Trade Storylines Don’t Faze Rays’ Jake Odorizzi Vs. Royals

By Robbie Knopf

It was a big pitching matchup at Tropicana Field on Monday night: Kansas City Royals right-hander James Shields against one of the players he was traded for, Jake Odorizzi. As we heard from Marc Topkin, Shields couldn’t wait for his debut at the Trop as a visiting player. For Odorizzi, though, he could care less about the hyped-up duel with Shields.

"“It doesn’t do anything for me, I’m not facing him,” Odorizzi said. “So it is what it is. I guess it will be a good story line.”"

As any fan who has been following for baseball for a few years can tell you, players will say a comment like what Jake Odorizzi said a high percentage of the time.

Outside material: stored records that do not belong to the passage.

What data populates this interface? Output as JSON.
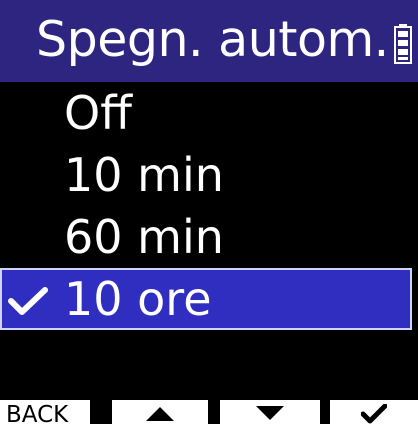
{
  "header": {
    "title": "Spegn. autom.",
    "battery_icon": "battery-icon"
  },
  "menu": {
    "items": [
      {
        "label": "Off",
        "selected": false
      },
      {
        "label": "10 min",
        "selected": false
      },
      {
        "label": "60 min",
        "selected": false
      },
      {
        "label": "10 ore",
        "selected": true
      }
    ],
    "selected_icon": "checkmark-icon"
  },
  "softkeys": {
    "back_label": "BACK",
    "up_icon": "up-arrow-icon",
    "down_icon": "down-arrow-icon",
    "enter_icon": "checkmark-icon"
  },
  "colors": {
    "title_bar": "#2d257f",
    "screen_background": "#000000",
    "selection": "#2f2ec0",
    "softkey_background": "#ffffff",
    "text": "#ffffff"
  }
}
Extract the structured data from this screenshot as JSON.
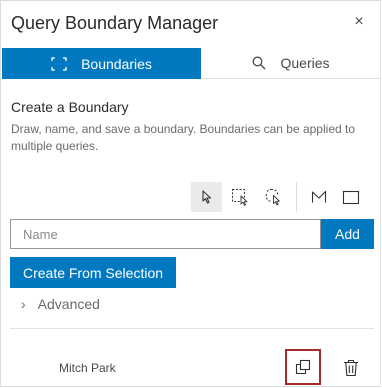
{
  "window": {
    "title": "Query Boundary Manager",
    "close_label": "×"
  },
  "tabs": [
    {
      "label": "Boundaries",
      "icon": "boundary-icon",
      "active": true
    },
    {
      "label": "Queries",
      "icon": "search-icon",
      "active": false
    }
  ],
  "create": {
    "heading": "Create a Boundary",
    "description": "Draw, name, and save a boundary. Boundaries can be applied to multiple queries."
  },
  "toolbar": {
    "tools": [
      "select-pointer-icon",
      "rectangle-select-icon",
      "lasso-select-icon",
      "polyline-icon",
      "rectangle-icon"
    ],
    "active_tool": "select-pointer-icon"
  },
  "name_input": {
    "placeholder": "Name",
    "value": ""
  },
  "buttons": {
    "add": "Add",
    "create_from_selection": "Create From Selection"
  },
  "advanced": {
    "label": "Advanced",
    "chevron": "›"
  },
  "boundaries": [
    {
      "name": "Mitch Park"
    }
  ],
  "colors": {
    "accent": "#0079c1",
    "focus_outline": "#a32b2b"
  }
}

The question is always going to be whether the statement true. We can’t know what was going on in Odorizzi’s head as he pitched last night, but we can look at how he did. Odorizzi delivered yet another strong outing, going 6 innings allowing 2 runs on 6 hits, striking out 8 while walking 2. In his last 12 starts, he is now 3-5 but with a 2.97 ERA, managing an 11.2 K/9, a 3.0 BB/9, and a 0.7 HR/9 in 66.2 innings pitched. Someone can look at Odorizzi’s numbers on the season and see that he is inconsistent, but that hasn’t been true at all in recent weeks. Since May 8th, Jake Odorizzi has the same ERA as David Price and a better FIP (2.81 to 3.07). That does not mean that Odorizzi is as good of a pitcher as Price–the Rays ace does have 24.1 more innings pitched–but he has turned the corner and is emerging as the latest high-upside Rays starting pitcher.

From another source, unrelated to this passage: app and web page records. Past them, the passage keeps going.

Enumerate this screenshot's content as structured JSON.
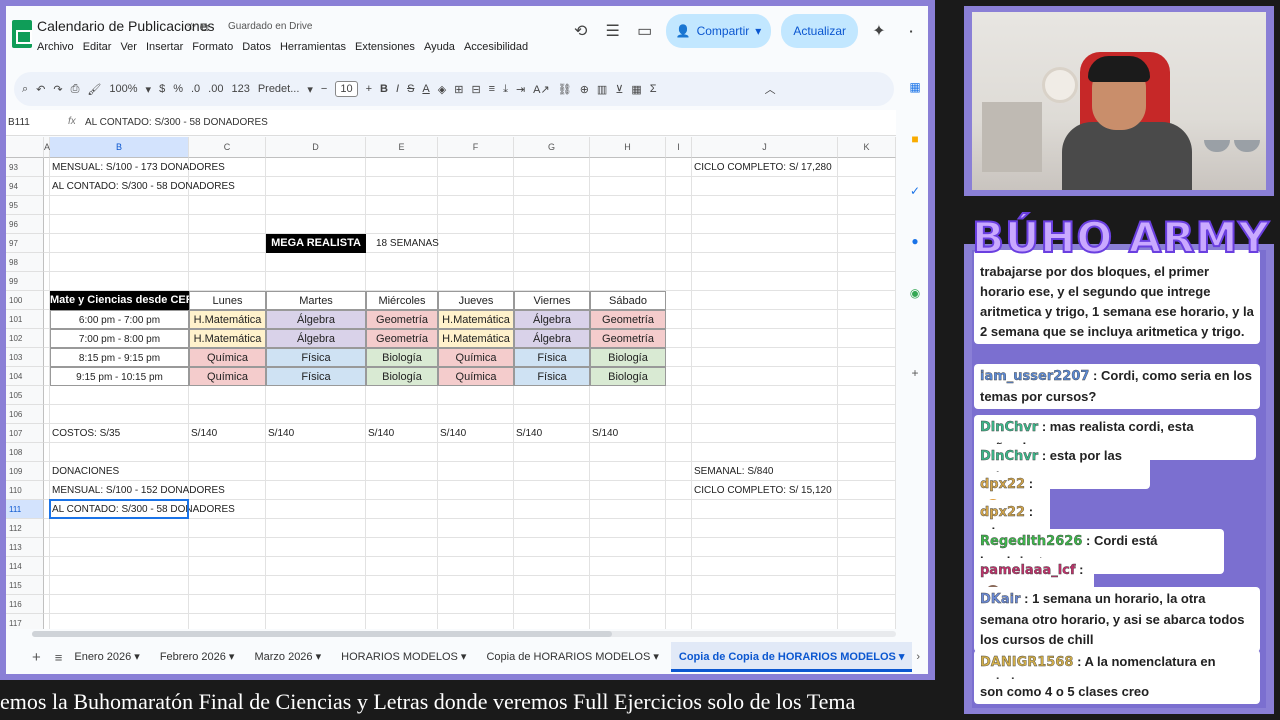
{
  "sheets": {
    "doc_title": "Calendario de Publicaciones",
    "saved_status": "Guardado en Drive",
    "menu": [
      "Archivo",
      "Editar",
      "Ver",
      "Insertar",
      "Formato",
      "Datos",
      "Herramientas",
      "Extensiones",
      "Ayuda",
      "Accesibilidad"
    ],
    "share_label": "Compartir",
    "update_label": "Actualizar",
    "toolbar": {
      "zoom": "100%",
      "currency": "$",
      "percent": "%",
      "dec_less": ".0",
      "dec_more": ".00",
      "num_format": "123",
      "font": "Predet...",
      "font_size": "10"
    },
    "formula_bar": {
      "cell_ref": "B111",
      "fx": "fx",
      "content": "AL CONTADO: S/300 -  58 DONADORES"
    },
    "columns": [
      "A",
      "B",
      "C",
      "D",
      "E",
      "F",
      "G",
      "H",
      "I",
      "J",
      "K"
    ],
    "rows": [
      "93",
      "94",
      "95",
      "96",
      "97",
      "98",
      "99",
      "100",
      "101",
      "102",
      "103",
      "104",
      "105",
      "106",
      "107",
      "108",
      "109",
      "110",
      "111",
      "112",
      "113",
      "114",
      "115",
      "116",
      "117"
    ],
    "cells": {
      "r93_b": "MENSUAL: S/100 -  173 DONADORES",
      "r93_j": "CICLO COMPLETO: S/ 17,280",
      "r94_b": "AL CONTADO: S/300 -  58 DONADORES",
      "r97_mega": "MEGA REALISTA",
      "r97_weeks": "18 SEMANAS",
      "r100_title": "Mate y Ciencias desde CERO",
      "days": [
        "Lunes",
        "Martes",
        "Miércoles",
        "Jueves",
        "Viernes",
        "Sábado"
      ],
      "slots": [
        "6:00 pm - 7:00 pm",
        "7:00 pm - 8:00 pm",
        "8:15 pm - 9:15 pm",
        "9:15 pm - 10:15 pm"
      ],
      "schedule": [
        [
          "H.Matemática",
          "Álgebra",
          "Geometría",
          "H.Matemática",
          "Álgebra",
          "Geometría"
        ],
        [
          "H.Matemática",
          "Álgebra",
          "Geometría",
          "H.Matemática",
          "Álgebra",
          "Geometría"
        ],
        [
          "Química",
          "Física",
          "Biología",
          "Química",
          "Física",
          "Biología"
        ],
        [
          "Química",
          "Física",
          "Biología",
          "Química",
          "Física",
          "Biología"
        ]
      ],
      "r107_costos": "COSTOS: S/35",
      "r107_prices": [
        "S/140",
        "S/140",
        "S/140",
        "S/140",
        "S/140",
        "S/140"
      ],
      "r109_b": "DONACIONES",
      "r109_j": "SEMANAL: S/840",
      "r110_b": "MENSUAL: S/100 -  152 DONADORES",
      "r110_j": "CICLO COMPLETO: S/ 15,120",
      "r111_b": "AL CONTADO: S/300 -  58 DONADORES"
    },
    "tabs": [
      "Enero 2026",
      "Febrero 2026",
      "Marzo 2026",
      "HORARIOS MODELOS",
      "Copia de HORARIOS MODELOS",
      "Copia de Copia de HORARIOS MODELOS"
    ],
    "active_tab": 5
  },
  "ticker": "emos la Buhomaratón Final de Ciencias y Letras donde veremos Full Ejercicios solo de los Tema",
  "brand": "BÚHO ARMY",
  "chat": [
    {
      "user": "",
      "text": "trabajarse por dos bloques, el primer horario ese, y el segundo que intrege aritmetica y trigo, 1 semana ese horario, y la 2 semana que se incluya aritmetica y trigo.",
      "color": "#5b8ad6"
    },
    {
      "user": "iam_usser2207",
      "text": ": Cordi, como seria en los temas por cursos?",
      "color": "#5b8ad6"
    },
    {
      "user": "DlnChvr",
      "text": ": mas realista cordi, esta soñando",
      "color": "#3cb88a"
    },
    {
      "user": "DlnChvr",
      "text": ": esta por las nubes",
      "color": "#3cb88a"
    },
    {
      "user": "dpx22",
      "text": ":",
      "color": "#d4a64a"
    },
    {
      "user": "dpx22",
      "text": ": xd",
      "color": "#d4a64a"
    },
    {
      "user": "Regedith2626",
      "text": ": Cordi está hambriento",
      "color": "#3cb84a"
    },
    {
      "user": "pamelaaa_lcf",
      "text": ":",
      "color": "#c0306a"
    },
    {
      "user": "DKair",
      "text": ": 1 semana un horario, la otra semana otro horario, y asi se abarca todos los cursos de chill",
      "color": "#6a8ad6"
    },
    {
      "user": "DANIGR1568",
      "text": ": A la nomenclatura en quimica",
      "color": "#d4b04a"
    },
    {
      "user": "",
      "text": "son como 4 o 5 clases creo",
      "color": "#222"
    }
  ],
  "colors": {
    "accent": "#0b57d0",
    "frame": "#8a7fd6",
    "yellow": "#fff2cc",
    "purple": "#d9d2e9",
    "pink": "#f4cccc",
    "blue": "#cfe2f3",
    "green": "#d9ead3"
  }
}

The comment that Odorizzi made before his start against the Royals exemplifies who he is as a pitcher quite well. He got off to a disastrous start to 2014, having severe issues the second time through opposing batting orders, but he kept battling until he found a way to adjust. The Tampa Bay Rays gave Odorizzi with faith despite his struggles, and Odorizzi did the rest. The bad starts he was having were just a “story line” and he knew what he was capable of as a pitcher. Then, on a micro level, Odorizzi is the same way from pitch to pitch. He has a fastball that has averaged 91.81 MPH this season, but he doesn’t care that it doesn’t hit the mid-90’s too often. He attacks the strike zone and trusts his command and the pitch’s movement to blow hitters away. Nothing, even a less-than-premium fastball, fazes Jake Odorizzi one bit. Combine that mentality with his ability as a pitcher, and the AL East should be shaking in their boots thinking about what Odorizzi can become.